• MATERIALS PROVIDED:
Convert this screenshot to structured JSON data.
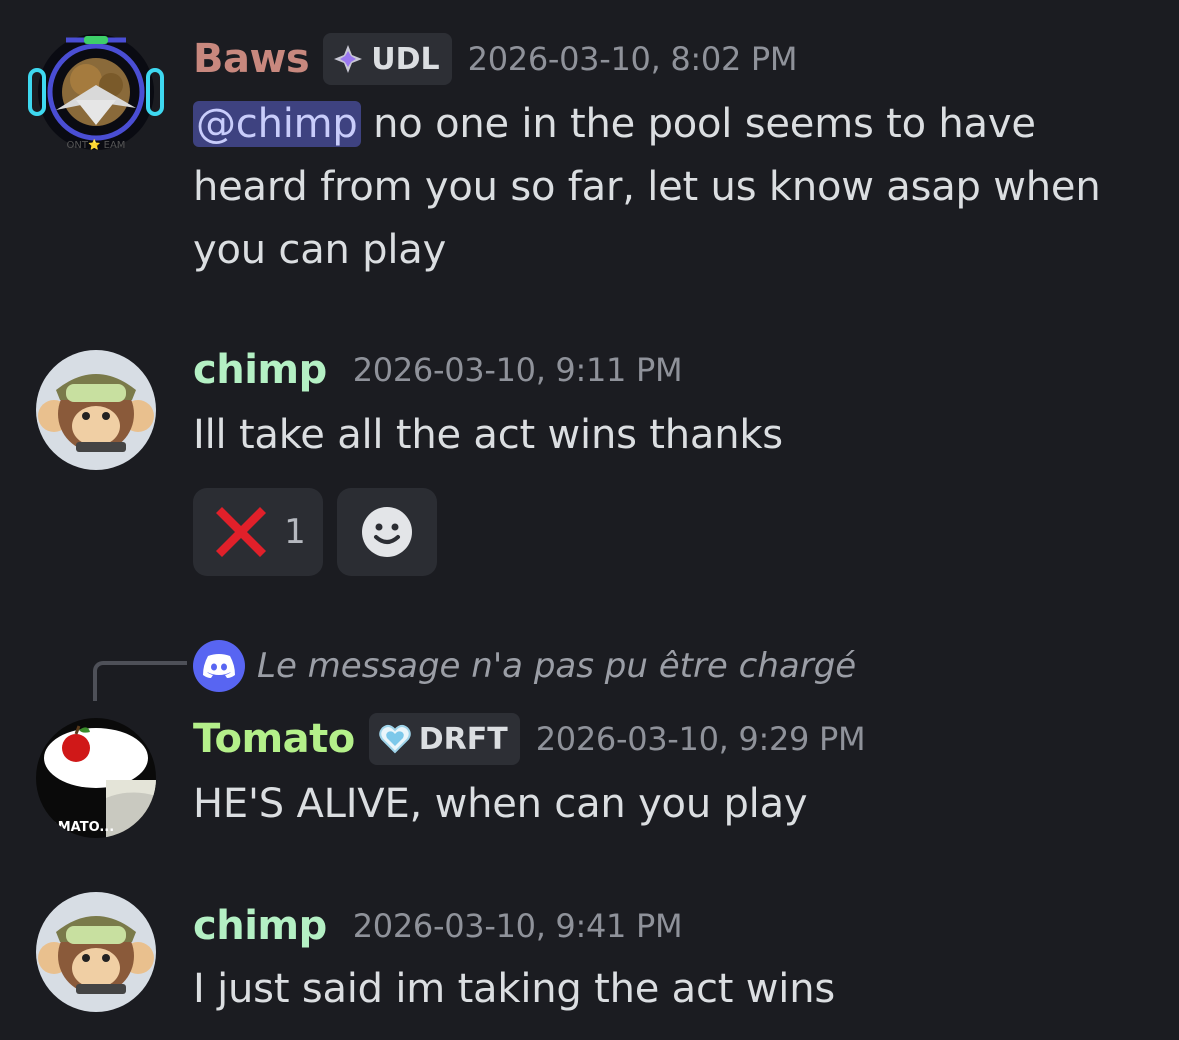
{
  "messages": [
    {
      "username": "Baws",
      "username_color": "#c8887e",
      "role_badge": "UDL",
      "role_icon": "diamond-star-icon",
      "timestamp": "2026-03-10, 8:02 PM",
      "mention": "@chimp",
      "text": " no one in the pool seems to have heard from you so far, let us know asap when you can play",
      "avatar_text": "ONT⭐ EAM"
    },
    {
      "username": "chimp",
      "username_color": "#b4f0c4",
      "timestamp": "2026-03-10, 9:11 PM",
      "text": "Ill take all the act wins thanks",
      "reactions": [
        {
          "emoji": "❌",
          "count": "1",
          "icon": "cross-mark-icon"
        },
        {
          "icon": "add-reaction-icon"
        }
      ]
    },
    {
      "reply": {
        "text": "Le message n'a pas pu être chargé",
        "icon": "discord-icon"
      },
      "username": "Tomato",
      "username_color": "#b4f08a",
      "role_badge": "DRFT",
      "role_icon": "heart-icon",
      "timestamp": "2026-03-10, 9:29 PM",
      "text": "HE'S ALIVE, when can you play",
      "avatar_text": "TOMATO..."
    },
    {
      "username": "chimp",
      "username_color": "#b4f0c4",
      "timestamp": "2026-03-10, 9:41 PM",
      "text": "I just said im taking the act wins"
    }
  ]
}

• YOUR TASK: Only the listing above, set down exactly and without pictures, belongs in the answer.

• OUTPUT OF THE TASK:
Convert this screenshot to structured JSON data.
{
  "messages": [
    {
      "username": "Baws",
      "username_color": "#c8887e",
      "role_badge": "UDL",
      "role_icon": "diamond-star-icon",
      "timestamp": "2026-03-10, 8:02 PM",
      "mention": "@chimp",
      "text": " no one in the pool seems to have heard from you so far, let us know asap when you can play",
      "avatar_text": "ONT⭐ EAM"
    },
    {
      "username": "chimp",
      "username_color": "#b4f0c4",
      "timestamp": "2026-03-10, 9:11 PM",
      "text": "Ill take all the act wins thanks",
      "reactions": [
        {
          "emoji": "❌",
          "count": "1",
          "icon": "cross-mark-icon"
        },
        {
          "icon": "add-reaction-icon"
        }
      ]
    },
    {
      "reply": {
        "text": "Le message n'a pas pu être chargé",
        "icon": "discord-icon"
      },
      "username": "Tomato",
      "username_color": "#b4f08a",
      "role_badge": "DRFT",
      "role_icon": "heart-icon",
      "timestamp": "2026-03-10, 9:29 PM",
      "text": "HE'S ALIVE, when can you play",
      "avatar_text": "TOMATO..."
    },
    {
      "username": "chimp",
      "username_color": "#b4f0c4",
      "timestamp": "2026-03-10, 9:41 PM",
      "text": "I just said im taking the act wins"
    }
  ]
}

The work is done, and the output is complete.